Gregory Mosher (Director) has directed or produced nearly 200 stage productions at the Lincoln Center and Goodman Theatres (both of which he led), on and off Broadway, at the Royal National Theatre, and in London's West End. Among them were the first productions of John Guare's Six Degrees of Separation, David Rabe's Hurly Burly, the South African township musical Sarafina!, Richard Nelson's musical adaptation of James Joyce's The Dead, John Leguizamo's Freak and over 20 plays with David Mamet, including American Buffalo and Glengarry Glen Ross. Recent work includes Broadway productions of A View from the Bridge (with Liev Schrieber and Scarlett Johansson), That Championship Season (with Kiefer Sutherland, Jason Patric, Chris Noth and Brian Cox) and the Kennedy Center's production of Richard Nelson's adaptation Ferenc Molnar's The Guardsman (with Finn Wittrock and Sarah Wayne Callies). He has produced or directed new work by Samuel Beckett, Tennessee Williams, Arthur Miller, Leonard Bernstein, Jerome Robbins, Elaine May, Spalding Gray, and Nobel Prize winners Wole Soyinka and Derek Walcott, and directed many leading actors, including Alec Baldwin, Matthew Broderick, Sally Field, Ed Harris, Ian Holm, and Jessica Lange
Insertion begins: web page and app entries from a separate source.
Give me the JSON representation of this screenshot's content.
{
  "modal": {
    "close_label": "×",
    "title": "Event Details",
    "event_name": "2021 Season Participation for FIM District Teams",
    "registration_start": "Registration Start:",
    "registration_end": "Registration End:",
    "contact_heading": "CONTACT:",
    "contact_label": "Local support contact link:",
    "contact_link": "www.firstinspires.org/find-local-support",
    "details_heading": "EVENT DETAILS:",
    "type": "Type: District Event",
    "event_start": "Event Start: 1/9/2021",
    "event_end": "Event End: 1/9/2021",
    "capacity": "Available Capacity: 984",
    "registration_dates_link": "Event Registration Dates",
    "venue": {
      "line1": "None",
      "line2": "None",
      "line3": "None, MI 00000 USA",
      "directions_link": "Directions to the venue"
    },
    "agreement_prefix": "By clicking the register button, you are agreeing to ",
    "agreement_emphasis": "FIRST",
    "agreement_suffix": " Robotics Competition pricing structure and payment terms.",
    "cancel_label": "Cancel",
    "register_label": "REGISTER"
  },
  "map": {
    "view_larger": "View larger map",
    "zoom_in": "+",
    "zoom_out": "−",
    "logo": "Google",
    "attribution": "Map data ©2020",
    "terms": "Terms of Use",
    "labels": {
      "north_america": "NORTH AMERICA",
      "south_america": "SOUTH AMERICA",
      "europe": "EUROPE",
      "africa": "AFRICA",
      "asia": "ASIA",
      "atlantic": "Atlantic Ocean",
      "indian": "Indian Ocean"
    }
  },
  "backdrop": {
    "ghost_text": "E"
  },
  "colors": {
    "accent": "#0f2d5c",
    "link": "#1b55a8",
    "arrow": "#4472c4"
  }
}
About The Wallis - Located in the heart of Beverly Hills, California, the Wallis Annenberg Center for the Performing Arts ("The Wallis") brings audiences world-class theater, dance and music, performed by many of the world's most talented and sought-after artists. With eclectic programming that mirrors the diverse landscape of Los Angeles, and its notability as the entertainment capital of the world, The Wallis offers original and revered works from across the U.S. and around the globe. The mission of The Wallis is to be a vital cultural hub that uses unique arts events and education programming to entertain, enlighten and inspire children and adults in our community and across the nation. Nominated for 12 Ovation Awards, four L.A. Drama Critic's Circle Awards and the recipient of five architectural awards since opening in 2013, this fall marks The Wallis' third season, which includes its prestigious Arts & Ideas series, conversations with guests from the realms of culture, literature and politics. Housed in a breathtaking 70,000-square-foot venue designed by Zoltan E. Pali, FAIA of Studio Pali Fekete architects, The Wallis celebrates the classic and the modern. The building features the restored, original 1933 Beverly Hills Post Office (on the National Register of Historic Places) that serves as the theater's dramatic yet welcoming lobby, and houses the 150-seat Lovelace Studio Theater, GRoW at The Wallis: A Space for Arts Education (a gift of Gregory Annenberg Weingarten and Family and the Annenberg Foundation) and the contemporary 500-seat, state-of-the-art Bram Goldsmith Theater. Together, these structures embrace the city's history and its future, creating a performing arts destination for L.A.-area visitors and residents alike. For more information, visit www.thewallis.org.
Photo Credit: Austin Hargrave